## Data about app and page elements
»»

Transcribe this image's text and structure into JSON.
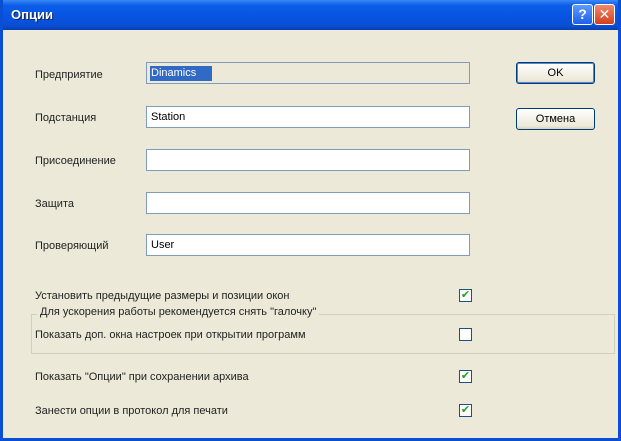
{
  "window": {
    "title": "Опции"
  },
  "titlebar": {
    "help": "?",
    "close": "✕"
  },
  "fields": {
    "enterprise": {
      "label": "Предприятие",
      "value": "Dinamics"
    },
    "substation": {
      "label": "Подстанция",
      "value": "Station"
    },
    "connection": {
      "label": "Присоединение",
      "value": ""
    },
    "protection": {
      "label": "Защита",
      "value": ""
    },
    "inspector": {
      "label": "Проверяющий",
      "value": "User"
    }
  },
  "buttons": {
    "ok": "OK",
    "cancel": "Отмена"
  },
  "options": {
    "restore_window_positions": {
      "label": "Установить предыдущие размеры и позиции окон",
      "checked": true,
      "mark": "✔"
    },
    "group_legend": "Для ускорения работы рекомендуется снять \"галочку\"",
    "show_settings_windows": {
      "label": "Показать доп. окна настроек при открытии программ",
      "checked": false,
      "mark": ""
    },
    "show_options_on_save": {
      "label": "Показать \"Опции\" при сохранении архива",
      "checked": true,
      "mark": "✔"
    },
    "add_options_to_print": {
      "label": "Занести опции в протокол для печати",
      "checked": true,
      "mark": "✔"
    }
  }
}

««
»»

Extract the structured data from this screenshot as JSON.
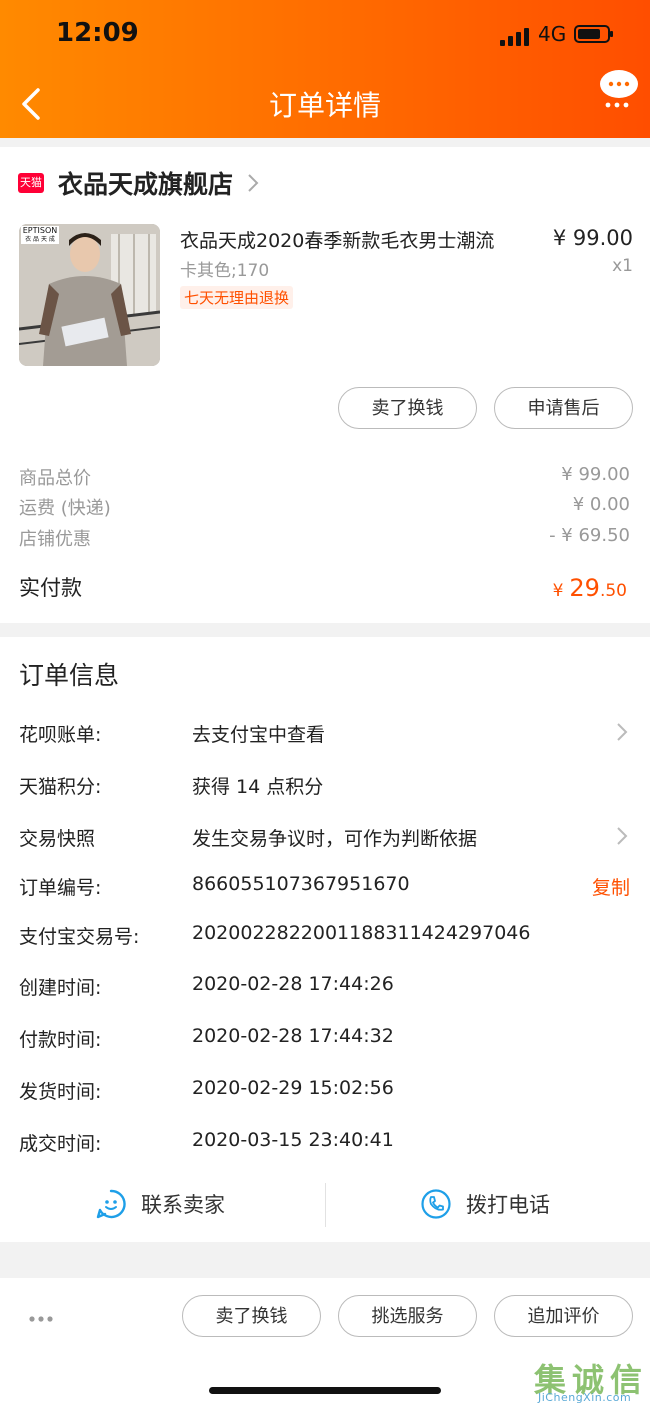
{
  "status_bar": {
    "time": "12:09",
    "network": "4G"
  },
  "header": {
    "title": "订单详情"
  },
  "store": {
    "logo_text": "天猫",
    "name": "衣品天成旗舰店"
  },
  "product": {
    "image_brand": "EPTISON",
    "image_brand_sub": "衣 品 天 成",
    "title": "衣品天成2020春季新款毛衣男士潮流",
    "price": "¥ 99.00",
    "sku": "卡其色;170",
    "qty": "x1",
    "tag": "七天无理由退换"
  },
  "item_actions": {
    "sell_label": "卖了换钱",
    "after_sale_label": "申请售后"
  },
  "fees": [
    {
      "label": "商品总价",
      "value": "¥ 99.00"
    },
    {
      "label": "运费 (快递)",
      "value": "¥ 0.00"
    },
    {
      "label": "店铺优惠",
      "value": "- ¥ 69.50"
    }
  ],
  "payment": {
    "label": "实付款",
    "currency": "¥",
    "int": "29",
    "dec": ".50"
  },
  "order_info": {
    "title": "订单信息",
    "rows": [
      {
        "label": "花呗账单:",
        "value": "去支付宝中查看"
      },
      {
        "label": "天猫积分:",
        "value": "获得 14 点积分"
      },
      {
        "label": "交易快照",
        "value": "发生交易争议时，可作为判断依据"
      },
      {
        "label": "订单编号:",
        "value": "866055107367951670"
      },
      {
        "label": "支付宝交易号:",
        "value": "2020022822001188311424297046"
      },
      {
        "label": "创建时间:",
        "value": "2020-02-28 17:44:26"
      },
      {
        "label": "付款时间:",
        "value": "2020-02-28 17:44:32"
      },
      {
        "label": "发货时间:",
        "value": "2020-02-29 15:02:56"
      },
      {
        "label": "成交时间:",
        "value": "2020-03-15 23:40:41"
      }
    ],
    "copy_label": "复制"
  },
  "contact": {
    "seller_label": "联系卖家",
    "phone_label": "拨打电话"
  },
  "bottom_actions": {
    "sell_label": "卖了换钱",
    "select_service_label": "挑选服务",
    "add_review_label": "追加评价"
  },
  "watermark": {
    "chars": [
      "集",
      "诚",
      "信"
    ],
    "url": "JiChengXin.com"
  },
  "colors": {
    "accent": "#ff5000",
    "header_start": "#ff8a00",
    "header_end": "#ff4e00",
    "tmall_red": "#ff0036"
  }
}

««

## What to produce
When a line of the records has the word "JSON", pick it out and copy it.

## Response below
Transcribe this image's text and structure into JSON.
Extract the structured data from this screenshot as JSON.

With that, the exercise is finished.